De SP emphasizes a more community-oriented approach to mobility. Their focus is on improving local and regional transport services, allowing the party to build a strong support base in smaller communities. However, the lack of attention to national and international connections can be a limiting factor in their mobility vision.
The CDA strives for improved accessibility in less densely populated regions through substantial investments in important railway lines such as the Lower Saxony Line and the Lely Line. In addition, the party advocates financial support for regional public transport projects such as the Maaslijn and the Zwolle-Munster connection. In an unusual move, the party is opposing road pricing in sparsely populated areas, opting for an e-vignette to obtain contributions from foreign motorists for road maintenance.
Forum for Democracy (FVD), for example, makes a bold choice by advocating the abolition of many existing environmental regulations regarding mobility. The party views these regulations as an obstacle to economic growth. This position may resonate with a group of voters who feel frustrated by what they see as over-regulation, but it also raises questions about sustainability and long-term effects on the environment.
De Animal party places a strong emphasis on sustainability and wants to significantly reduce the use of fossil fuels. They advocate investments in alternative, more sustainable forms of transport, such as cycling and public transport. While this vision may appeal to environmentally conscious voters, it risks turning off others who fear too drastic a change in their daily lives.
De Christian Union sees mobility as a way to promote social cohesion, connecting both local communities and the entire country.

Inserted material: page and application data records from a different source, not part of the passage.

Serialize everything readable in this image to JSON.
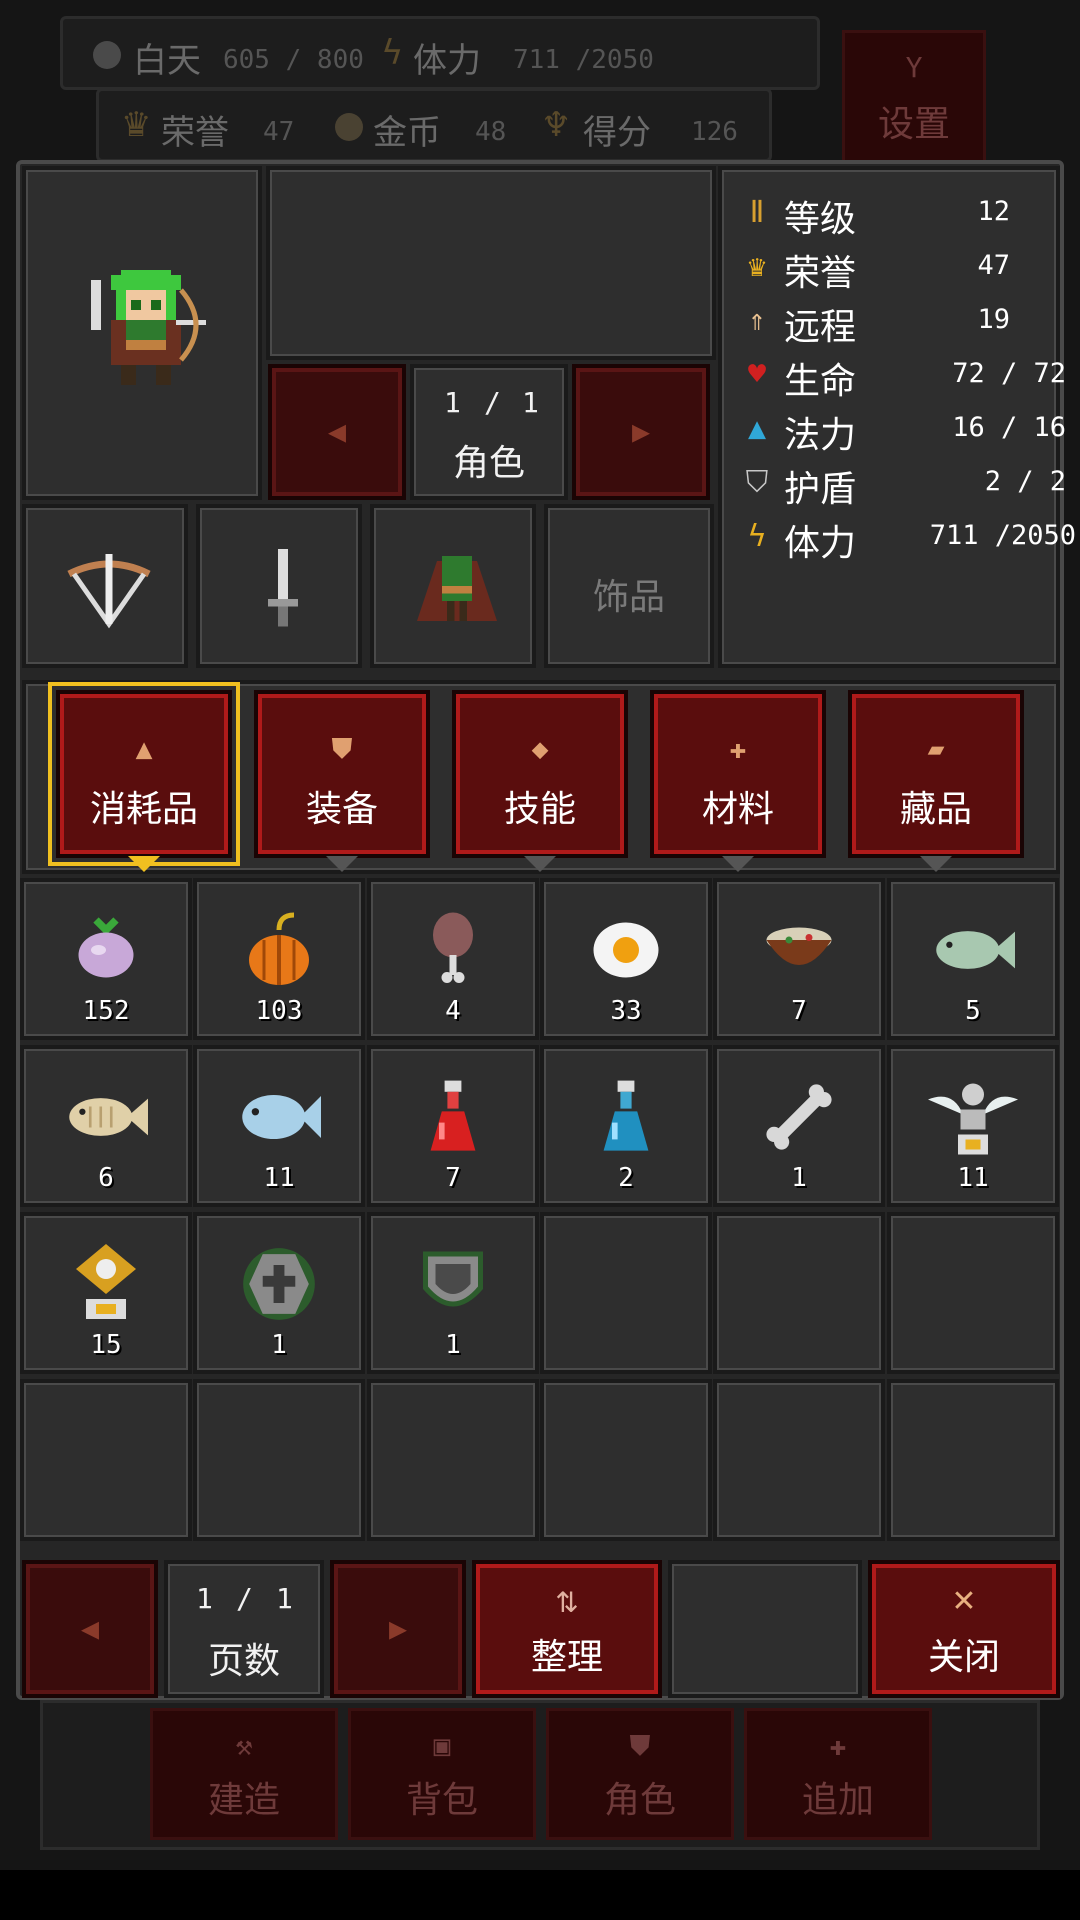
{
  "hud": {
    "day_label": "白天",
    "day_value": "605 / 800",
    "stamina_label": "体力",
    "stamina_value": "711 /2050",
    "honor_label": "荣誉",
    "honor_value": "47",
    "gold_label": "金币",
    "gold_value": "48",
    "score_label": "得分",
    "score_value": "126",
    "settings_label": "设置"
  },
  "character": {
    "page": {
      "current": "1",
      "sep": "/",
      "total": "1"
    },
    "page_label": "角色",
    "accessory_label": "饰品"
  },
  "stats": [
    {
      "icon": "rank-icon",
      "name": "等级",
      "value": "12"
    },
    {
      "icon": "crown-icon",
      "name": "荣誉",
      "value": "47"
    },
    {
      "icon": "ranged-icon",
      "name": "远程",
      "value": "19"
    },
    {
      "icon": "heart-icon",
      "name": "生命",
      "value": "72 / 72"
    },
    {
      "icon": "potion-icon",
      "name": "法力",
      "value": "16 / 16"
    },
    {
      "icon": "shield-icon",
      "name": "护盾",
      "value": "2 / 2"
    },
    {
      "icon": "lightning-icon",
      "name": "体力",
      "value": "711 /2050"
    }
  ],
  "tabs": [
    {
      "label": "消耗品",
      "active": true
    },
    {
      "label": "装备",
      "active": false
    },
    {
      "label": "技能",
      "active": false
    },
    {
      "label": "材料",
      "active": false
    },
    {
      "label": "藏品",
      "active": false
    }
  ],
  "items": [
    {
      "icon": "turnip-icon",
      "count": "152"
    },
    {
      "icon": "pumpkin-icon",
      "count": "103"
    },
    {
      "icon": "drumstick-icon",
      "count": "4"
    },
    {
      "icon": "egg-icon",
      "count": "33"
    },
    {
      "icon": "soup-bowl-icon",
      "count": "7"
    },
    {
      "icon": "fish-icon",
      "count": "5"
    },
    {
      "icon": "dried-fish-icon",
      "count": "6"
    },
    {
      "icon": "blue-fish-icon",
      "count": "11"
    },
    {
      "icon": "red-potion-icon",
      "count": "7"
    },
    {
      "icon": "blue-potion-icon",
      "count": "2"
    },
    {
      "icon": "bone-icon",
      "count": "1"
    },
    {
      "icon": "winged-trophy-icon",
      "count": "11"
    },
    {
      "icon": "gold-ornament-icon",
      "count": "15"
    },
    {
      "icon": "cross-stone-icon",
      "count": "1"
    },
    {
      "icon": "shield-item-icon",
      "count": "1"
    }
  ],
  "footer": {
    "page": {
      "current": "1",
      "sep": "/",
      "total": "1"
    },
    "page_label": "页数",
    "sort_label": "整理",
    "close_label": "关闭"
  },
  "bottom_nav": [
    {
      "label": "建造"
    },
    {
      "label": "背包"
    },
    {
      "label": "角色"
    },
    {
      "label": "追加"
    }
  ],
  "colors": {
    "accent_gold": "#f0c020",
    "button_red": "#5a0d0d",
    "panel_bg": "#262626"
  }
}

They focus on reliable public transport and good road infrastructure as the means to achieve this. Although this approach is less controversial, it lacks a clear vision on environmental issues.

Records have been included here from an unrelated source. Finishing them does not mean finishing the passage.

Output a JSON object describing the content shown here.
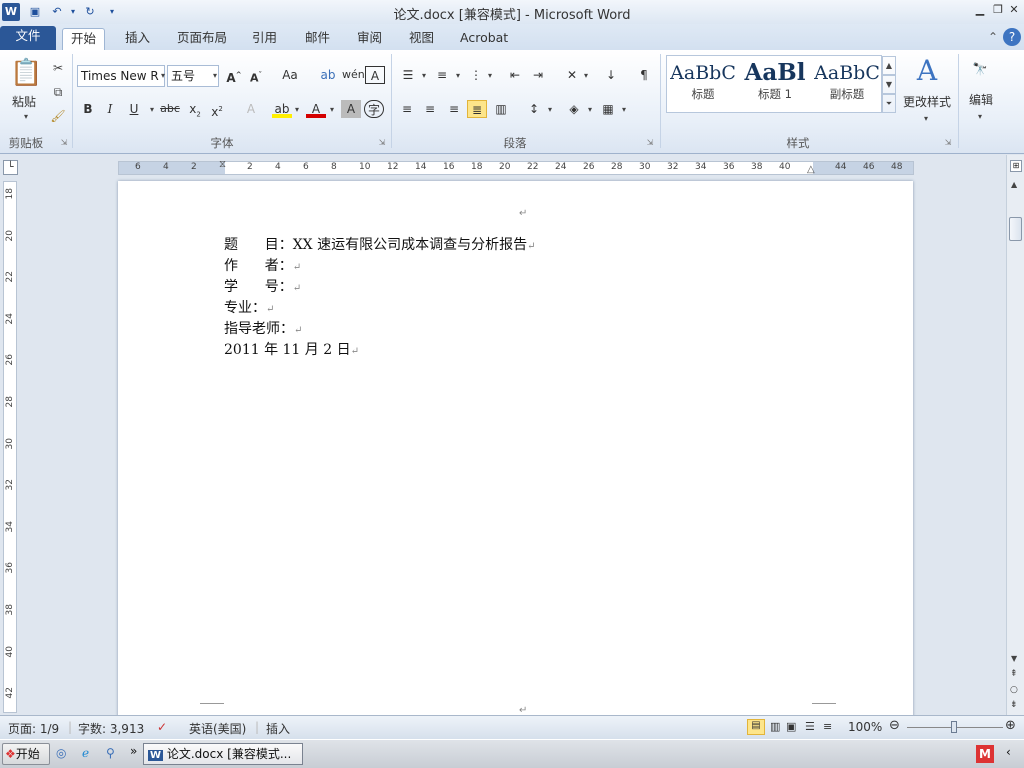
{
  "window": {
    "title": "论文.docx [兼容模式] - Microsoft Word"
  },
  "quick_access": {
    "word_icon": "W",
    "save_icon": "save-icon",
    "undo_icon": "undo-icon",
    "redo_icon": "redo-icon"
  },
  "tabs": [
    {
      "label": "文件"
    },
    {
      "label": "开始"
    },
    {
      "label": "插入"
    },
    {
      "label": "页面布局"
    },
    {
      "label": "引用"
    },
    {
      "label": "邮件"
    },
    {
      "label": "审阅"
    },
    {
      "label": "视图"
    },
    {
      "label": "Acrobat"
    }
  ],
  "ribbon": {
    "clipboard": {
      "paste_label": "粘贴",
      "group_label": "剪贴板"
    },
    "font": {
      "font_name": "Times New R",
      "font_size": "五号",
      "group_label": "字体"
    },
    "paragraph": {
      "group_label": "段落"
    },
    "styles": {
      "group_label": "样式",
      "items": [
        {
          "preview": "AaBbC",
          "label": "标题"
        },
        {
          "preview": "AaBl",
          "label": "标题 1"
        },
        {
          "preview": "AaBbC",
          "label": "副标题"
        }
      ],
      "change_styles": "更改样式"
    },
    "editing": {
      "label": "编辑"
    }
  },
  "ruler": {
    "h_ticks": [
      "6",
      "4",
      "2",
      "2",
      "4",
      "6",
      "8",
      "10",
      "12",
      "14",
      "16",
      "18",
      "20",
      "22",
      "24",
      "26",
      "28",
      "30",
      "32",
      "34",
      "36",
      "38",
      "40",
      "44",
      "46",
      "48"
    ],
    "v_ticks": [
      "18",
      "20",
      "22",
      "24",
      "26",
      "28",
      "30",
      "32",
      "34",
      "36",
      "38",
      "40",
      "42"
    ]
  },
  "document": {
    "lines": [
      {
        "label": "题",
        "label2": "目：",
        "value": "XX 速运有限公司成本调查与分析报告"
      },
      {
        "label": "作",
        "label2": "者：",
        "value": ""
      },
      {
        "label": "学",
        "label2": "号：",
        "value": ""
      },
      {
        "label": "专业：",
        "label2": "",
        "value": ""
      },
      {
        "label": "指导老师：",
        "label2": "",
        "value": ""
      },
      {
        "label": "2011 年 11 月 2 日",
        "label2": "",
        "value": ""
      }
    ],
    "para_mark": "↵"
  },
  "status": {
    "page": "页面: 1/9",
    "words": "字数: 3,913",
    "language": "英语(美国)",
    "mode": "插入",
    "zoom": "100%"
  },
  "taskbar": {
    "start": "开始",
    "task": "论文.docx [兼容模式..."
  }
}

Think wants to make public transport more accessible for the less fortunate and advocates fairer prices. The party also wants more attention to be paid to the transportation needs of minorities and newcomers. This inclusive approach may appeal to a certain niche, but the implementation and financial feasibility remain issues.

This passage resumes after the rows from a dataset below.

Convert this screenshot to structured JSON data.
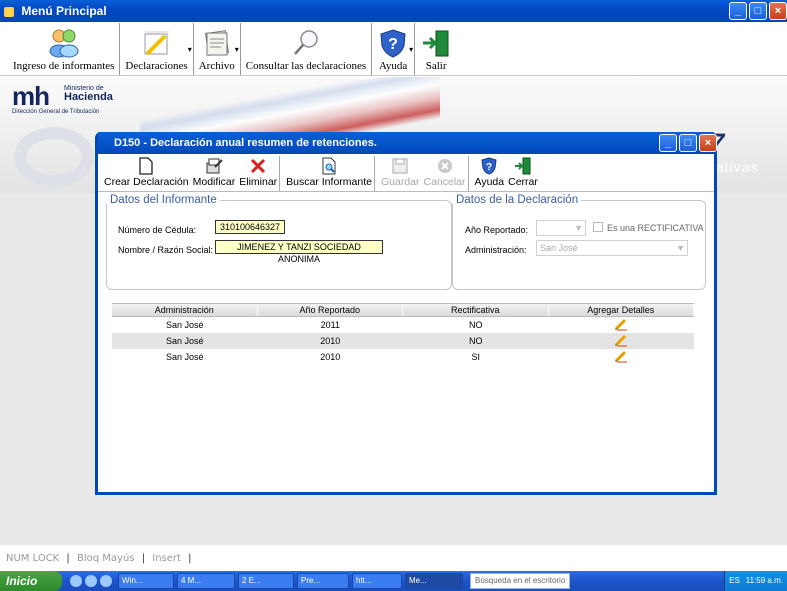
{
  "main_window": {
    "title": "Menú Principal",
    "controls": {
      "minimize": "_",
      "maximize": "□",
      "close": "×"
    }
  },
  "main_toolbar": {
    "items": [
      {
        "label": "Ingreso de informantes",
        "icon": "users-icon"
      },
      {
        "label": "Declaraciones",
        "icon": "pen-document-icon"
      },
      {
        "label": "Archivo",
        "icon": "document-stack-icon"
      },
      {
        "label": "Consultar las declaraciones",
        "icon": "magnifier-icon"
      },
      {
        "label": "Ayuda",
        "icon": "help-shield-icon"
      },
      {
        "label": "Salir",
        "icon": "exit-door-icon"
      }
    ]
  },
  "banner": {
    "logo_mark": "mh",
    "logo_line1": "Ministerio de",
    "logo_line2": "Hacienda",
    "logo_sub": "Dirección General de Tributación",
    "big_right": "7",
    "big_right_sub": "ativas"
  },
  "dialog": {
    "title": "D150 - Declaración anual resumen de retenciones.",
    "toolbar": [
      {
        "label": "Crear Declaración",
        "enabled": true,
        "icon": "new-document-icon"
      },
      {
        "label": "Modificar",
        "enabled": true,
        "icon": "edit-icon"
      },
      {
        "label": "Eliminar",
        "enabled": true,
        "icon": "delete-x-icon"
      },
      {
        "label": "Buscar Informante",
        "enabled": true,
        "icon": "search-document-icon"
      },
      {
        "label": "Guardar",
        "enabled": false,
        "icon": "save-disk-icon"
      },
      {
        "label": "Cancelar",
        "enabled": false,
        "icon": "cancel-icon"
      },
      {
        "label": "Ayuda",
        "enabled": true,
        "icon": "help-shield-icon"
      },
      {
        "label": "Cerrar",
        "enabled": true,
        "icon": "exit-door-icon"
      }
    ],
    "informante": {
      "legend": "Datos del Informante",
      "cedula_label": "Número de Cédula:",
      "cedula_value": "310100646327",
      "nombre_label": "Nombre / Razón Social:",
      "nombre_value": "JIMENEZ Y TANZI SOCIEDAD ANONIMA"
    },
    "declaracion": {
      "legend": "Datos de la Declaración",
      "anio_label": "Año Reportado:",
      "anio_value": "",
      "rectificativa_label": "Es una RECTIFICATIVA",
      "rectificativa_checked": false,
      "admin_label": "Administración:",
      "admin_value": "San José"
    },
    "grid": {
      "columns": [
        "Administración",
        "Año Reportado",
        "Rectificativa",
        "Agregar Detalles"
      ],
      "rows": [
        [
          "San José",
          "2011",
          "NO",
          ""
        ],
        [
          "San José",
          "2010",
          "NO",
          ""
        ],
        [
          "San José",
          "2010",
          "SI",
          ""
        ]
      ]
    }
  },
  "statusbar": {
    "numlock": "NUM LOCK",
    "bloq": "Bloq Mayús",
    "insert": "Insert"
  },
  "taskbar": {
    "start": "Inicio",
    "tasks": [
      "Win...",
      "4 M...",
      "2 E...",
      "Pre...",
      "htt...",
      "Me..."
    ],
    "search_placeholder": "Búsqueda en el escritorio",
    "lang": "ES",
    "time": "11:59 a.m."
  },
  "colors": {
    "xp_blue": "#0148b8",
    "yellow_field": "#ffffc8",
    "legend_blue": "#3b5ea6",
    "close_red": "#c4401a"
  }
}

Taken together, these parties demonstrate a wide range of approaches, from deregulation and economic growth to social inclusivity and environmental sustainability. Just as the larger parties attract their own specific voter groups, so do these smaller parties, and their influence on the national debate on mobility cannot be ignored.
De SGP, often seen as conservative and traditional, has a surprisingly pragmatic approach to mobility. They are in favor of well-maintained road infrastructure, but also want to invest in new technologies to improve traffic flow. In this way the party tries to find a balance between modernity and tradition.
JA21, a relatively new player, has liberal economic ideas that encourage private entrepreneurship in the mobility sector. They want to open up the market more and reduce bureaucratic barriers, which they believe would lead to more innovation and efficiency.
50Plus emphasizes improving mobility for the elderly. This includes not only public transport, but also special services and facilities for seniors, such as local buses and taxis for the elderly. In an aging society, this focus on the elderly can be an important consideration.
AT1 focuses on creating a more inclusive society and this is reflected in their views on mobility. The party strives for affordable and accessible transport for everyone, with a special focus on vulnerable groups. With this, BIJ1 wants to reduce the mobility gap that is often visible in diverse and unequal societies.
In short, the smaller parties highlight facets of the mobility debate that are sometimes overlooked by the larger parties. They bring up topics like inclusivity, aging and efficiency, adding another layer of complexity to the discussion. In the run-up to the elections, it would be unwise to ignore these parties and their unique approaches.